> _PROBLEM TO SOLVE_
All lines of the listing below are to be printed again exactly.

::::

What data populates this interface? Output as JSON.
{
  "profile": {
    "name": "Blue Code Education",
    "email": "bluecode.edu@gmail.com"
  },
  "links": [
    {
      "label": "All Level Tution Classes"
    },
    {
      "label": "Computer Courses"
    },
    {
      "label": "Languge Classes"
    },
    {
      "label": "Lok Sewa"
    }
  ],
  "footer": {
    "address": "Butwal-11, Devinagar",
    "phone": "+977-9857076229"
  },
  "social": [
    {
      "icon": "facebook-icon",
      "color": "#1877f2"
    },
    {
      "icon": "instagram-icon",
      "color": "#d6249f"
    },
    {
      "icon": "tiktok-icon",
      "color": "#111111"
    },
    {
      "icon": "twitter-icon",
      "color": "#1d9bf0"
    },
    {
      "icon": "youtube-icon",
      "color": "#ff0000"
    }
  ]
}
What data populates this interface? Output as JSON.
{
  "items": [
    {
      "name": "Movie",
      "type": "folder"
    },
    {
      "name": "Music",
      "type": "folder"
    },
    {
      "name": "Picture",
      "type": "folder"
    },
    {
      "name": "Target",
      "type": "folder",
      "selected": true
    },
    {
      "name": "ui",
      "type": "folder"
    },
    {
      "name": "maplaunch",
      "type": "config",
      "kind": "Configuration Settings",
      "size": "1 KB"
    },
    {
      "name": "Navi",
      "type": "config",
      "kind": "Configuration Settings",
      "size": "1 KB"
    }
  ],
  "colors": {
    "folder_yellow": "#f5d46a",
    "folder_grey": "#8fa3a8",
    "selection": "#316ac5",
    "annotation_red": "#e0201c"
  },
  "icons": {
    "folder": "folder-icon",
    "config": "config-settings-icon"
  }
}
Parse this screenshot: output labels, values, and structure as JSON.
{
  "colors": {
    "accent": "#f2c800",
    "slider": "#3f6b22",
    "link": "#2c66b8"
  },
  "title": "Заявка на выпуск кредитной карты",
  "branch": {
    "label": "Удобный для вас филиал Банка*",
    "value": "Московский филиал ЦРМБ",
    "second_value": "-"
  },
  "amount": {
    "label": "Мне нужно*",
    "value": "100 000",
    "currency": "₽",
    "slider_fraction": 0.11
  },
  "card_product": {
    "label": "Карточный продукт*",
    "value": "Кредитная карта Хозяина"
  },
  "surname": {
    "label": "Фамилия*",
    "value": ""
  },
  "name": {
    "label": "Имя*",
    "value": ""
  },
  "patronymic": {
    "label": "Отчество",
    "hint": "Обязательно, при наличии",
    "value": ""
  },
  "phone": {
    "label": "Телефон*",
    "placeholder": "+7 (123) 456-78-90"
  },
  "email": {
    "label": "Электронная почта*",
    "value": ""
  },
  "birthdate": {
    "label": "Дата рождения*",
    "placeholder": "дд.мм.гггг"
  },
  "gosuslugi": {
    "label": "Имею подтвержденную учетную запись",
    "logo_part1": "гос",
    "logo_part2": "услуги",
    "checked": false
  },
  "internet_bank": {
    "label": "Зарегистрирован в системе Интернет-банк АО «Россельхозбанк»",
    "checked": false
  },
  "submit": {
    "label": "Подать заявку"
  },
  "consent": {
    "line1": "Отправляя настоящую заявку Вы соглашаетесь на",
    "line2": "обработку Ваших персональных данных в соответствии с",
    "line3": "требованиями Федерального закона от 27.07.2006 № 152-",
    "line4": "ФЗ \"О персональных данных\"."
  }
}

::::

> _ANSWER BOX_
What data populates this interface? Output as JSON.
{
  "profile": {
    "name": "Blue Code Education",
    "email": "bluecode.edu@gmail.com"
  },
  "links": [
    {
      "label": "All Level Tution Classes"
    },
    {
      "label": "Computer Courses"
    },
    {
      "label": "Languge Classes"
    },
    {
      "label": "Lok Sewa"
    }
  ],
  "footer": {
    "address": "Butwal-11, Devinagar",
    "phone": "+977-9857076229"
  },
  "social": [
    {
      "icon": "facebook-icon",
      "color": "#1877f2"
    },
    {
      "icon": "instagram-icon",
      "color": "#d6249f"
    },
    {
      "icon": "tiktok-icon",
      "color": "#111111"
    },
    {
      "icon": "twitter-icon",
      "color": "#1d9bf0"
    },
    {
      "icon": "youtube-icon",
      "color": "#ff0000"
    }
  ]
}
What data populates this interface? Output as JSON.
{
  "items": [
    {
      "name": "Movie",
      "type": "folder"
    },
    {
      "name": "Music",
      "type": "folder"
    },
    {
      "name": "Picture",
      "type": "folder"
    },
    {
      "name": "Target",
      "type": "folder",
      "selected": true
    },
    {
      "name": "ui",
      "type": "folder"
    },
    {
      "name": "maplaunch",
      "type": "config",
      "kind": "Configuration Settings",
      "size": "1 KB"
    },
    {
      "name": "Navi",
      "type": "config",
      "kind": "Configuration Settings",
      "size": "1 KB"
    }
  ],
  "colors": {
    "folder_yellow": "#f5d46a",
    "folder_grey": "#8fa3a8",
    "selection": "#316ac5",
    "annotation_red": "#e0201c"
  },
  "icons": {
    "folder": "folder-icon",
    "config": "config-settings-icon"
  }
}
Parse this screenshot: output labels, values, and structure as JSON.
{
  "colors": {
    "accent": "#f2c800",
    "slider": "#3f6b22",
    "link": "#2c66b8"
  },
  "title": "Заявка на выпуск кредитной карты",
  "branch": {
    "label": "Удобный для вас филиал Банка*",
    "value": "Московский филиал ЦРМБ",
    "second_value": "-"
  },
  "amount": {
    "label": "Мне нужно*",
    "value": "100 000",
    "currency": "₽",
    "slider_fraction": 0.11
  },
  "card_product": {
    "label": "Карточный продукт*",
    "value": "Кредитная карта Хозяина"
  },
  "surname": {
    "label": "Фамилия*",
    "value": ""
  },
  "name": {
    "label": "Имя*",
    "value": ""
  },
  "patronymic": {
    "label": "Отчество",
    "hint": "Обязательно, при наличии",
    "value": ""
  },
  "phone": {
    "label": "Телефон*",
    "placeholder": "+7 (123) 456-78-90"
  },
  "email": {
    "label": "Электронная почта*",
    "value": ""
  },
  "birthdate": {
    "label": "Дата рождения*",
    "placeholder": "дд.мм.гггг"
  },
  "gosuslugi": {
    "label": "Имею подтвержденную учетную запись",
    "logo_part1": "гос",
    "logo_part2": "услуги",
    "checked": false
  },
  "internet_bank": {
    "label": "Зарегистрирован в системе Интернет-банк АО «Россельхозбанк»",
    "checked": false
  },
  "submit": {
    "label": "Подать заявку"
  },
  "consent": {
    "line1": "Отправляя настоящую заявку Вы соглашаетесь на",
    "line2": "обработку Ваших персональных данных в соответствии с",
    "line3": "требованиями Федерального закона от 27.07.2006 № 152-",
    "line4": "ФЗ \"О персональных данных\"."
  }
}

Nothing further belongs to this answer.